### Problem details
Scan the listing below for lines with "arrow" in them. Give their number and nothing more.

### Records to use
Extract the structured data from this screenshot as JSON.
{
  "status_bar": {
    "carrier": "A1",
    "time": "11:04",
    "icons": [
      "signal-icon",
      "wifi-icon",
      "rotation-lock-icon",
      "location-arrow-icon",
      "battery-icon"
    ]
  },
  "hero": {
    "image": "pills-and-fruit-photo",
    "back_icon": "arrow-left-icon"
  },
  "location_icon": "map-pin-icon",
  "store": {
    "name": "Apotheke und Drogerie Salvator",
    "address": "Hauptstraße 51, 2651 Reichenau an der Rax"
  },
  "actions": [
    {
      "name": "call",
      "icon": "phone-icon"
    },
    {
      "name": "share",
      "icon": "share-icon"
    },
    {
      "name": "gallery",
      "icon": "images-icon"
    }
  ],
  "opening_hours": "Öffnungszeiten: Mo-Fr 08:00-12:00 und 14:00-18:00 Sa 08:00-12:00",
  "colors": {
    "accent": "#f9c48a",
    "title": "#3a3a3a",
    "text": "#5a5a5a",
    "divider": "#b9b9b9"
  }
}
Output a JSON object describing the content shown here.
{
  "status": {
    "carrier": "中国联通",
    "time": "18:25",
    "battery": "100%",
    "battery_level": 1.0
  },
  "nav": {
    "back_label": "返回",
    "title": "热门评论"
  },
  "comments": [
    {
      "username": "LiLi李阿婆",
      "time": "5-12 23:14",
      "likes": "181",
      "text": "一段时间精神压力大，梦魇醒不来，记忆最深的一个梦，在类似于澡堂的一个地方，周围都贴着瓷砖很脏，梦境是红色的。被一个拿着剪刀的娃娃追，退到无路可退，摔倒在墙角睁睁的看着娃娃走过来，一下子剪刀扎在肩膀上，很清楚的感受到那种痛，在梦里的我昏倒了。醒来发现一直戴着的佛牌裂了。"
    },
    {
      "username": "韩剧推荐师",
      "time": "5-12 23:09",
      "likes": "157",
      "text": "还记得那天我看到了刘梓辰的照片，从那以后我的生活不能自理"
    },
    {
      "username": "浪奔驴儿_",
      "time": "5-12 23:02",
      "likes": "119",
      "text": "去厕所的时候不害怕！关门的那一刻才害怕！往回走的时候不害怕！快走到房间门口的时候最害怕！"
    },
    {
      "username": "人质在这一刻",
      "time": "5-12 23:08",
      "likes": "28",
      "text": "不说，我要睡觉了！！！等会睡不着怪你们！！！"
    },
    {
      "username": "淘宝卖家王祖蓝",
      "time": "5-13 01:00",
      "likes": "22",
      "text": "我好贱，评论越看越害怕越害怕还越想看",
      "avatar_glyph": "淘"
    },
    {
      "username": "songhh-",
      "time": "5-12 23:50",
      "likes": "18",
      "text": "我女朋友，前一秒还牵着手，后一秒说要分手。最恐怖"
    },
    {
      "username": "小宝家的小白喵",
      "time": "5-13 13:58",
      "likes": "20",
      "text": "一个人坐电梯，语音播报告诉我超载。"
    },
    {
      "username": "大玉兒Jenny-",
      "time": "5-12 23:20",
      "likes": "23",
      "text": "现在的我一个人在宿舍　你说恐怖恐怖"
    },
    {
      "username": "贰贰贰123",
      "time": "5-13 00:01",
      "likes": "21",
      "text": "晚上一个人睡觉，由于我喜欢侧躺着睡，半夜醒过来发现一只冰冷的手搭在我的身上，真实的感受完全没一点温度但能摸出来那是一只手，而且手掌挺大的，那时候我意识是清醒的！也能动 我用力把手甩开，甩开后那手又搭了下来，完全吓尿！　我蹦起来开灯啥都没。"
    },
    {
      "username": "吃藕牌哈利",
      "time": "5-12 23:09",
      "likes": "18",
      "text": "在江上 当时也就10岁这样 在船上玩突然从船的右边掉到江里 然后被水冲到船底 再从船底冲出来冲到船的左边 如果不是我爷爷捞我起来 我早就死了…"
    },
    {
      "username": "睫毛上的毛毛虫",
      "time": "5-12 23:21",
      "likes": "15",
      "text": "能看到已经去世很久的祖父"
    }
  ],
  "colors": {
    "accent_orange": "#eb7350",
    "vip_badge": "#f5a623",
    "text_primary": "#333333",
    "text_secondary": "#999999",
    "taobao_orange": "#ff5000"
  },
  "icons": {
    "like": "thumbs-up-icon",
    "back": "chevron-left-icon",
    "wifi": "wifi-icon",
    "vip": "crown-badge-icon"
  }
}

### Solution to this task
2